→ Excerpts from an interface dataset:

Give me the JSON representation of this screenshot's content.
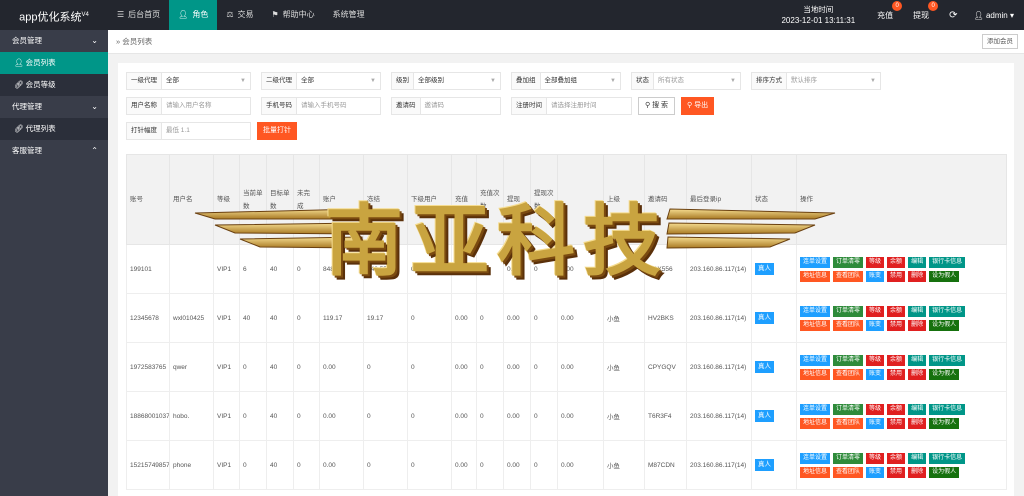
{
  "app": {
    "title": "app优化系统",
    "version": "V4"
  },
  "nav": [
    {
      "label": "后台首页",
      "icon": "menu-icon"
    },
    {
      "label": "角色",
      "icon": "user-icon",
      "active": true
    },
    {
      "label": "交易",
      "icon": "scale-icon"
    },
    {
      "label": "帮助中心",
      "icon": "flag-icon"
    },
    {
      "label": "系统管理",
      "icon": ""
    }
  ],
  "header": {
    "time_label": "当地时间",
    "time_value": "2023-12-01 13:11:31",
    "recharge": {
      "label": "充值",
      "badge": "0"
    },
    "withdraw": {
      "label": "提现",
      "badge": "0"
    },
    "username": "admin"
  },
  "sidebar": {
    "groups": [
      {
        "label": "会员管理",
        "items": [
          {
            "label": "会员列表",
            "active": true
          },
          {
            "label": "会员等级"
          }
        ]
      },
      {
        "label": "代理管理",
        "items": [
          {
            "label": "代理列表"
          }
        ]
      },
      {
        "label": "客服管理",
        "items": []
      }
    ]
  },
  "breadcrumb": "会员列表",
  "add_member_label": "添加会员",
  "filters": {
    "level1": {
      "label": "一级代理",
      "value": "全部"
    },
    "level2": {
      "label": "二级代理",
      "value": "全部"
    },
    "grade": {
      "label": "级别",
      "value": "全部级别"
    },
    "boost": {
      "label": "叠加组",
      "value": "全部叠加组"
    },
    "status": {
      "label": "状态",
      "value": "所有状态"
    },
    "sort": {
      "label": "排序方式",
      "value": "默认排序"
    },
    "username": {
      "label": "用户名称",
      "placeholder": "请输入用户名称"
    },
    "phone": {
      "label": "手机号码",
      "placeholder": "请输入手机号码"
    },
    "invite": {
      "label": "邀请码",
      "placeholder": "邀请码"
    },
    "regtime": {
      "label": "注册时间",
      "placeholder": "请选择注册时间"
    },
    "search_label": "搜 索",
    "export_label": "导出",
    "punch": {
      "label": "打针幅度",
      "placeholder": "最低 1.1"
    },
    "batch_label": "批量打针"
  },
  "table": {
    "headers": [
      "账号",
      "用户名",
      "等级",
      "当前单数",
      "目标单数",
      "未完成",
      "账户",
      "冻结",
      "下级用户",
      "充值",
      "充值次数",
      "提现",
      "提现次数",
      "",
      "上级",
      "邀请码",
      "最后登录ip",
      "状态",
      "操作"
    ],
    "rows": [
      {
        "account": "199101",
        "username": "",
        "level": "VIP1",
        "cur": "6",
        "target": "40",
        "undone": "0",
        "balance": "848.80",
        "frozen": "142.55",
        "sub": "0",
        "recharge": "0.00",
        "rc": "0",
        "withdraw": "0.00",
        "wc": "0",
        "x": "0.00",
        "parent": "小鱼",
        "code": "XOX556",
        "ip": "203.160.86.117(14)",
        "status": "真人"
      },
      {
        "account": "12345678",
        "username": "wxl010425",
        "level": "VIP1",
        "cur": "40",
        "target": "40",
        "undone": "0",
        "balance": "119.17",
        "frozen": "19.17",
        "sub": "0",
        "recharge": "0.00",
        "rc": "0",
        "withdraw": "0.00",
        "wc": "0",
        "x": "0.00",
        "parent": "小鱼",
        "code": "HV2BKS",
        "ip": "203.160.86.117(14)",
        "status": "真人"
      },
      {
        "account": "1972583765",
        "username": "qwer",
        "level": "VIP1",
        "cur": "0",
        "target": "40",
        "undone": "0",
        "balance": "0.00",
        "frozen": "0",
        "sub": "0",
        "recharge": "0.00",
        "rc": "0",
        "withdraw": "0.00",
        "wc": "0",
        "x": "0.00",
        "parent": "小鱼",
        "code": "CPYGQV",
        "ip": "203.160.86.117(14)",
        "status": "真人"
      },
      {
        "account": "18868001037",
        "username": "hobo.",
        "level": "VIP1",
        "cur": "0",
        "target": "40",
        "undone": "0",
        "balance": "0.00",
        "frozen": "0",
        "sub": "0",
        "recharge": "0.00",
        "rc": "0",
        "withdraw": "0.00",
        "wc": "0",
        "x": "0.00",
        "parent": "小鱼",
        "code": "T6R3F4",
        "ip": "203.160.86.117(14)",
        "status": "真人"
      },
      {
        "account": "15215749857",
        "username": "phone",
        "level": "VIP1",
        "cur": "0",
        "target": "40",
        "undone": "0",
        "balance": "0.00",
        "frozen": "0",
        "sub": "0",
        "recharge": "0.00",
        "rc": "0",
        "withdraw": "0.00",
        "wc": "0",
        "x": "0.00",
        "parent": "小鱼",
        "code": "M87CDN",
        "ip": "203.160.86.117(14)",
        "status": "真人"
      }
    ],
    "actions": [
      {
        "label": "连单设置",
        "color": "#1e9fff"
      },
      {
        "label": "订单清零",
        "color": "#2e8b3a"
      },
      {
        "label": "等级",
        "color": "#e02020"
      },
      {
        "label": "余额",
        "color": "#e02020"
      },
      {
        "label": "编辑",
        "color": "#009688"
      },
      {
        "label": "银行卡信息",
        "color": "#009688"
      },
      {
        "label": "地址信息",
        "color": "#ff5722"
      },
      {
        "label": "查看团队",
        "color": "#ff5722"
      },
      {
        "label": "账变",
        "color": "#1e9fff"
      },
      {
        "label": "禁用",
        "color": "#e02020"
      },
      {
        "label": "删除",
        "color": "#e02020"
      },
      {
        "label": "设为假人",
        "color": "#16710e"
      }
    ]
  },
  "watermark": "南亚科技"
}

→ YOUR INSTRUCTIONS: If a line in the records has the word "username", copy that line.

→ SOLVED PROBLEM:
    "username": "admin"
    "username": {
        "username": "",
        "username": "wxl010425",
        "username": "qwer",
        "username": "hobo.",
        "username": "phone",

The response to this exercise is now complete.